The Grey-Bruce-Owen Sound area, part of the Saugeen Ojibway Traditional Territory, has first-hand experience with just such a backlash. That was more than 20 years ago, when the two local First Nations which comprise the Saugeen Ojibway, won back their priority fishing rights in area waters.
There’s plenty of evidence racist attitudes toward First Nation people is still Canada’s shame. As recently as this past week came the news that a young First Nation woman in Thunder Bay who was hit by a trailer hitch thrown from a passing car last January has died.
Last Sunday a group of off-duty members of the Canadian Forces confronted a First Nation protest in Halifax at a statue of Edward Cornwallis, the British general who founded Halifax in 1749 during Britain’s then ongoing conflict with France. The Mi’kmaq First Nation regarded the new settlement as an invasion of their territory and resisted. In response, Cornwallis put a bounty on Mi’kmaq scalps.
The group of young white men who contronted the protest were dressed in identical, black shirts and were members of The Proud Boys, a right-wing, activist group started last year in the U.S., and now in Canada. They describes themselves as “a fraternal organization of Western Chauvinists who will no longer apologize for creating the modern world.”
High-ranking Canadian Forces officers quickly condemned the action and apologized to the First Nation community.
That’s the sort of thing that does not bode well for the future of the Truth and Reconciliation process.
The Saugeen Ojibway have steadfastly followed a peaceful path in asserting their Aboriginal rights with considerable success.
I found the conciliatory spirit Saugeen Ojibway leaders expressed at the dedication of a planned “reconciliation garden” at Kelso Beach Park in Owen Sound encouraging and hopeful. That was despite the truth of history, that the Nawash people were displaced from their home to make way for the expansion of the newly-founded city of Owen Sound in 1857.
“I want to start out by not chastising anyone,” said Chppewas of Nawash Chief Greg Nadjiwon.
“I feel that a celebration of Confederation is warranted,” he said, as quoted in a Sun Times article this week. “I wish these celebrations all the best. It’s just that wer have a totally different perspective on the history and we will not, as the elder (Saugeen First Nation elder Shirley John) said, be silent.”

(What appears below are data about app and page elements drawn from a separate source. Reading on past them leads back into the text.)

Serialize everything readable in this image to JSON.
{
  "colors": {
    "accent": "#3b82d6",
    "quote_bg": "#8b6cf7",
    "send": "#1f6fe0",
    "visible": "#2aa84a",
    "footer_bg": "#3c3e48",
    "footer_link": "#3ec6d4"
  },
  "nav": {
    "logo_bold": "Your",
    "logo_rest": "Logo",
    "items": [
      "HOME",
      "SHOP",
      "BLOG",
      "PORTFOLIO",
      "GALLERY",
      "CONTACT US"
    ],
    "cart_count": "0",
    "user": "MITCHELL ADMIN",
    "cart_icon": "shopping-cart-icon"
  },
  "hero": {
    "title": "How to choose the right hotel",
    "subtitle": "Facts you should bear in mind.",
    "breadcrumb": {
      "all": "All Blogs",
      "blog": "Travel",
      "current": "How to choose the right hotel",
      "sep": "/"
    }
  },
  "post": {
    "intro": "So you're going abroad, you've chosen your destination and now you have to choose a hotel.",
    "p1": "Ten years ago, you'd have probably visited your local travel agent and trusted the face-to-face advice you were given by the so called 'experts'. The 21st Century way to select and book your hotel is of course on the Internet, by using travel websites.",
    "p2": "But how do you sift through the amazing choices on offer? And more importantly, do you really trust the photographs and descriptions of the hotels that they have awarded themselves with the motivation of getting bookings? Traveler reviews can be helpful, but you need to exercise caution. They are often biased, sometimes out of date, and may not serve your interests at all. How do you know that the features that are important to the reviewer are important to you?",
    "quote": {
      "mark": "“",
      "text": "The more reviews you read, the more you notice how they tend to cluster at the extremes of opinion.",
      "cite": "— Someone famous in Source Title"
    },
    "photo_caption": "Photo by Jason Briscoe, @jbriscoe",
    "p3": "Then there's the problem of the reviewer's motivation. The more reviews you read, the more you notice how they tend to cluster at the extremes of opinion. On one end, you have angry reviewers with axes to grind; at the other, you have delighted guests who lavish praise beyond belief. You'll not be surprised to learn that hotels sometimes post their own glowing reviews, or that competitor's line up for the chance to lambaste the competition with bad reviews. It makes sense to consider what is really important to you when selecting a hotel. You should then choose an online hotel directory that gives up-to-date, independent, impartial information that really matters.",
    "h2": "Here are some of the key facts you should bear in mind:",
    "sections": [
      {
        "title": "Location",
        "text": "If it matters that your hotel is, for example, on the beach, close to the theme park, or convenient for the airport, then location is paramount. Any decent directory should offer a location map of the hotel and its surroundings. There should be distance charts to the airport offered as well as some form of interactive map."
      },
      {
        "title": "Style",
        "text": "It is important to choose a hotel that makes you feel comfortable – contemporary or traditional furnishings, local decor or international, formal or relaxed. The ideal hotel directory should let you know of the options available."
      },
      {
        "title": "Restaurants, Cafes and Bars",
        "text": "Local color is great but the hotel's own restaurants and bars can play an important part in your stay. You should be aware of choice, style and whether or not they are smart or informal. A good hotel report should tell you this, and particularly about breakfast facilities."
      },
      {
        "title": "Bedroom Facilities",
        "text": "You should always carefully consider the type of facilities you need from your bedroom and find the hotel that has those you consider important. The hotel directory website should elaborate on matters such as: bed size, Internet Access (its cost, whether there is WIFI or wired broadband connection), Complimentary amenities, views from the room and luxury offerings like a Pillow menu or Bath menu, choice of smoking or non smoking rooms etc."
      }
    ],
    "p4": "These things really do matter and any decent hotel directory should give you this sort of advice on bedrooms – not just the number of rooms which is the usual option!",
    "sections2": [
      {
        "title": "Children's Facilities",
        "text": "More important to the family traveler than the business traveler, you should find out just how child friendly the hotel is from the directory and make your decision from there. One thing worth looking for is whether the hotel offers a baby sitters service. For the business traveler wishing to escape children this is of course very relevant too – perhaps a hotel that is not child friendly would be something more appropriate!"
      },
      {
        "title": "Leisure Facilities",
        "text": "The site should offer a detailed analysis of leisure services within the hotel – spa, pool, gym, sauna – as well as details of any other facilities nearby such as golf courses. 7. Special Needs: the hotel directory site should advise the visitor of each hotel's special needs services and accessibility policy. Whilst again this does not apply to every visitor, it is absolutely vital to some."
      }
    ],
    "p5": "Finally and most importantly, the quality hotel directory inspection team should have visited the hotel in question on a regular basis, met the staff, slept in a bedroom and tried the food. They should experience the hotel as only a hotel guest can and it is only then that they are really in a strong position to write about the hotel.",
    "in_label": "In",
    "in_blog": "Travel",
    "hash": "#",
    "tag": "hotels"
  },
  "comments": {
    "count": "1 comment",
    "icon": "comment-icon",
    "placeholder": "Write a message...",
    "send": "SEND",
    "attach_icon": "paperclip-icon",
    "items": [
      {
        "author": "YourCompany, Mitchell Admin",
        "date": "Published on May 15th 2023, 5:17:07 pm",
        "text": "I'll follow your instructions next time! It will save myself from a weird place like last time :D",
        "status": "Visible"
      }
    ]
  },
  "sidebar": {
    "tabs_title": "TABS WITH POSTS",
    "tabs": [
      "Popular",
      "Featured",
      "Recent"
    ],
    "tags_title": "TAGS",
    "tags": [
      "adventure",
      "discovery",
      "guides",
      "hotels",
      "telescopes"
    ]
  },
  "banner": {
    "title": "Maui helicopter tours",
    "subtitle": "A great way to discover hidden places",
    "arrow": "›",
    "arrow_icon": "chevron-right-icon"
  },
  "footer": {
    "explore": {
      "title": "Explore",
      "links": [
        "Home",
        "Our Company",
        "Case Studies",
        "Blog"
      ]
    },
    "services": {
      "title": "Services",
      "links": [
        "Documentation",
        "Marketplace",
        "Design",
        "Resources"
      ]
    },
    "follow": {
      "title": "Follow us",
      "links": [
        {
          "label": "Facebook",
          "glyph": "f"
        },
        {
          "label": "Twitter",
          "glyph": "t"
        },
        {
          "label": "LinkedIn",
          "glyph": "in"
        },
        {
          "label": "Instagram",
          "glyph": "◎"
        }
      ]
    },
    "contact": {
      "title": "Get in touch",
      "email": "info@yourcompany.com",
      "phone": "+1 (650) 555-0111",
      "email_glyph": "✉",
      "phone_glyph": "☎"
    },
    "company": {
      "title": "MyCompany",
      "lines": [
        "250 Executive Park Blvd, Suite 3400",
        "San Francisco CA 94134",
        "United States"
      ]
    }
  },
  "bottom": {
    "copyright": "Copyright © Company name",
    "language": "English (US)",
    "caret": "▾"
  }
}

Everyone involved in this crucial moment of Reconciliation in Canada should be similarly conciliatory in attitude, and willing to listen and learn with an open heart and mind.
It can work. It must work. And Canada will be the better for it.
A version of this was originally published in The Sun Times in July, 2017